Davone Bess was dealt a tougher life than most.
Growing up in Oakland, California, he lived about as rough of a childhood as anyone—growing up with a mostly single mother and never having a true "father figure" to look up to. Additionally, at the age of 10, he witnessed the murder of his uncle at a birthday party.
But Bess would not allow himself to suffer a similar fate.
He became the first person on his father's side to pass high school and the first person in his family to attend college, showing that he wanted to break away from his troubled past and set the bar high for himself.
During his years at Skyline High School, Bess became a letterman in football, basketball, and baseball. In football, he was an All-City wide receiver and led the team to the league championship.
Although he was off to a good start, trouble had not escaped Bess's life completely.
After gaining a scholarship to play football at Oregon State University, he had it rescinded because of an incident where he allowed a friend to place stolen items in his car.
Bess was sent to a juvenile facility for 15 months. While there, he played flag football with fellow detainees.
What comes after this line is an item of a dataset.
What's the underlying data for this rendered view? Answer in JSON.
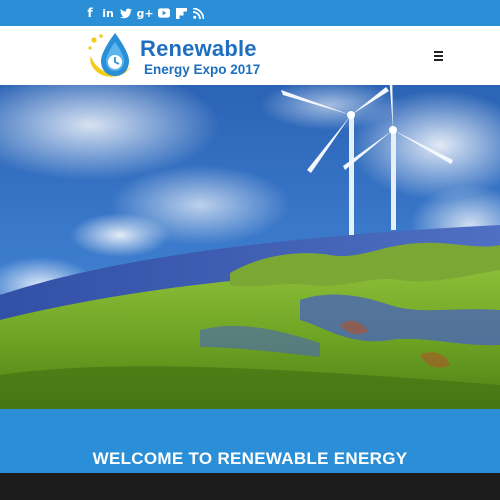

After one game in particular, he impressed a Hawaii scout enough to warrant a four-year scholarship to the University.
While at Hawaii, Bess put his talent on display.
In his first year with the team, Bess caught 89 passes for 1,124 yards and 14 touchdowns. The great season warranted a WAC First-Team selection and a WAC Freshman Of The Year award.
The following season, Bess improved on his already exceptional totals from the previous season. Seven more passes were caught; nearly 100 more yards were netted; and one more touchdown was scored. As a result, Bess gained another WAC First-Team selection.
In his final year with the Warriors, Bess set career highs for both receptions (106) and receiving yards (1,226).
Another accolade was in store for him. The Associated Press named Bess to the Third-Team All-American squad; a prestigious honor considering Hawaii's publicity and overrated reputation.
However, despite the numerous awards and impressive collegiate totals, Bess went undrafted in the 2008 NFL Draft.
However, the Miami Dolphins were willing to take a chance on him. He wasn't expected to produce much for the organization when he was signed, but things changed when slot receiver Greg Camarillo suffered an injury.
Bess stepped in for Camarillo and performed admirably. He scored his first career NFL touchdown against the Baltimore Ravens. At season's end, he ranked among the top rookie wide receivers.
His 54 receptions were good for third in the NFL among first-year players and second-best all-time among undrafted rookies.
Going into 2009, Bess is looking at a full-time gig as a starter. He developed chemistry with quarterback Chad Pennington and cemented himself as a reliable possession receiver in the league.
Given the fact that he is entering his second season in the league, Bess has the time to mature and blossom into a star, an honor that he deserves.
Even when he was faced with the toughest of times, he persevered, fought his way through, and came out a better person—and player—than ever before.